At Birth

At birth, a baby blinks in response to light. A new-born baby may focus on a stationary object fairly well, but would likely not follow it if it moves.  It is easier for a new-born baby to see something next to them using peripheral vision, as their central vision is not yet fully developed.[1] The nerve cells in the retina are not yet fully developed and their visual acuity is about 20/400 at birth. By week one, a baby can see red, orange, yellow and green; and later blue and violet. In the following few weeks, their ability to identify lines, patterns, movement and colours develop. [1]


At birth: Visual acuity is approximately 20/400 at birth.


At One Month

At around six weeks old, a  baby now starts showing interest in faces and patterned or high contrast objects and will focus on people or objects up to about 30 cm away.  The baby now starts to make meaningful eye contact, looks at faces intentionally and will hold a gaze with their eyes wide open. [1] You may notice that your baby enjoys watching your face while feeding and is starting to smile in response to faces, as smiling is a visually learnt behaviour. Your baby would now no longer be as sensitive to light and would now show preference to familiar faces.


Between Two to Four Months

Between two to four months, a baby’s eyes now work together and their ability to focus on and track objects improves. Your baby will also start to shift their gaze from one object to another without having to move their head. At this stage, hand-eye coordination starts to develop and your baby may start swiping at a moving object. A baby on their tummy will now lift their head and chest to get a better view of faces and objects, roll towards objects and eventually start pushing up on their arms and rotate on their tummy. [2] During the first two months, a baby’s eyes do not necessarily work well together. You may, therefore, find that they appear to be cross-eyed or their eyes may occasionally seem to wander to the sides. This will usually self-correct within the next two to four months. If this continues to occur, it is advisable to consult with your doctor or an eye specialist. [2]


Two to four months: Visual acuity improves.


Between Five to Eight Months

At this age, a baby starts to see the world in 3-dimensions and depth perception improves. They now start reaching for objects both near and far away. At 6 months old, a baby now demonstrates visual attention. [1] Your baby will now start to look for you across the room and smile. As their understanding of objects improves, they may also start to recognize an object that is partly hidden. [2] They will now start showing interest in pictures and may pat pictures in a book. A baby now starts to seek out objects that are visually interesting and starts to develop gross motor skills such as creeping on their tummy and eventually crawling.


Between five to eight months: Colour vision has improved, but has not yet fully developed. Visual acuity is about 20/25 at six months old.


Between Nine To 12 Months

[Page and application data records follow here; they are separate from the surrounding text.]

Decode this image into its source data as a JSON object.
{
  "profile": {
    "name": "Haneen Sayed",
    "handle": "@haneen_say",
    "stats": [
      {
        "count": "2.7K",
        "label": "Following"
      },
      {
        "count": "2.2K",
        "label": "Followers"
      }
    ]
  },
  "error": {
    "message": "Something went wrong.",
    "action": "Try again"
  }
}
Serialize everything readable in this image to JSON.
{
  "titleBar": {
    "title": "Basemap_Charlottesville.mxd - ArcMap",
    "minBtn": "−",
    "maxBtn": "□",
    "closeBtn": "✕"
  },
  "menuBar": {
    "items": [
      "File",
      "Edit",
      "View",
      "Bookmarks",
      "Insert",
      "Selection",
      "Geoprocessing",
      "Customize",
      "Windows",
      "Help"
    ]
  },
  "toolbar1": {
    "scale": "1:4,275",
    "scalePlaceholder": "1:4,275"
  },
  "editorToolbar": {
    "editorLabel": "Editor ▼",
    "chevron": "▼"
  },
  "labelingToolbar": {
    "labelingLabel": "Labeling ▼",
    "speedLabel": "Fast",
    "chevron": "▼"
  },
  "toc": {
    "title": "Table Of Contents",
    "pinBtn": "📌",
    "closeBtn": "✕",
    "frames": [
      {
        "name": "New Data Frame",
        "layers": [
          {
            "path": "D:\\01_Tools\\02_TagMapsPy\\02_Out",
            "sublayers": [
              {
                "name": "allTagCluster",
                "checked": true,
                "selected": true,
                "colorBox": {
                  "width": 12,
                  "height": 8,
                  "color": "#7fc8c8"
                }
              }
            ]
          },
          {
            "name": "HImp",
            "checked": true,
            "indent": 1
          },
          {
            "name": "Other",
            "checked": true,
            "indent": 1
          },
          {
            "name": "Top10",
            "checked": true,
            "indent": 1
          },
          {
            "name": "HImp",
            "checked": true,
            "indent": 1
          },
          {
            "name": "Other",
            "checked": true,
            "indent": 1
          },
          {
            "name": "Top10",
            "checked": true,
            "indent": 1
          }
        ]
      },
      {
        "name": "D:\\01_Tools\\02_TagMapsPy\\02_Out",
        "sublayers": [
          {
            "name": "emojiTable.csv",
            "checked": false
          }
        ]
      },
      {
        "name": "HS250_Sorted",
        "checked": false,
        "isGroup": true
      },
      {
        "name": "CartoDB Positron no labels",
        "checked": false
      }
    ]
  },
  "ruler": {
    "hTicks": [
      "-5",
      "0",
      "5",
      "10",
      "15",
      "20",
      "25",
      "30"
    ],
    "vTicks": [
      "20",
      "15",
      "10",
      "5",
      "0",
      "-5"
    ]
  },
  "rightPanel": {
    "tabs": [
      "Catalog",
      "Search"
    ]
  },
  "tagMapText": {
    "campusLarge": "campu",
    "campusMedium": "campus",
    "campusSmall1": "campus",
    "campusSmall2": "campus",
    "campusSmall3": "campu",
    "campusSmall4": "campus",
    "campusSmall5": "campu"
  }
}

Accuracy of reaching for, grasping and throwing objects now becomes more refined. As your baby develops a better awareness of their body, they also learn to coordinate vision with their body movements. Their ability to judge distance improves and they start attempting picking up smaller objects using their thumb and index finger. [2] They are now also showing interest in standing up, moving with furniture and learning to walk. A baby at this age starts to point to objects to request, will point at a picture when named, learns to wave responsively and will look to you for guidance in unfamiliar or new activities or situations.

By 1 year, most babies can now attend to an object at a 20-foot distance.


Why Does My Child’s Therapy Team Focus on Vision?

Vision plays an important role in the development of gross motor, fine motor, perceptual, cognitive, social and communication skills. It influences a baby’s motivation to engage with the world and develop the necessary skills to function optimally in daily life. The visual system, being a major sensory system, may also impact on all other areas of sensory modulation. For example, a baby with visual difficulties may be startled by textures that are suddenly introduced as they cannot be anticipated by visual recognition, or may dislike sudden movement as they feel insecure. Vision is, therefore, an important motivator to encourage participation and promote optimal development. Adaptations and compensatory strategies may also be used by your child’s therapist should there be visual difficulties present.


What Should I Look Out for If I Am Worried About My Child’s Vision? [1]

  • Poor eye contact with people.
  • Difficulty focusing or following a face or toys.
  • Delayed onset of a social smile.
  • Nystagmus (may develop between one to four months of age).
  • Light sensitivity.
  • Staring at lights.
  • Pressing on the eyes excessively.
  • Holding objects very close to the eyes.
  • Poor attention to distant objects.


Who Should I Consult with If I Am Worried About My Child’s Vision?

It is important to discuss your concerns with your child’s treating doctor. Should formal vision testing be required consultation with an ophthalmologist and a behavioural optometrist may be advised. In the case of a visual difficulty being identified, speak to your specialist about treatment options and available therapies in your area.



  1. Edmond JC. Why Can’t My Baby See? American Academy of Ophthalmology. April 2014.32(4):1-15.
  2. Baby’s Vision Development: What to Expect the First Year. [Internet]. American Academy of Ophthalmology. [Updated 2017 May 22; Cited 2020 January 16]. Available from: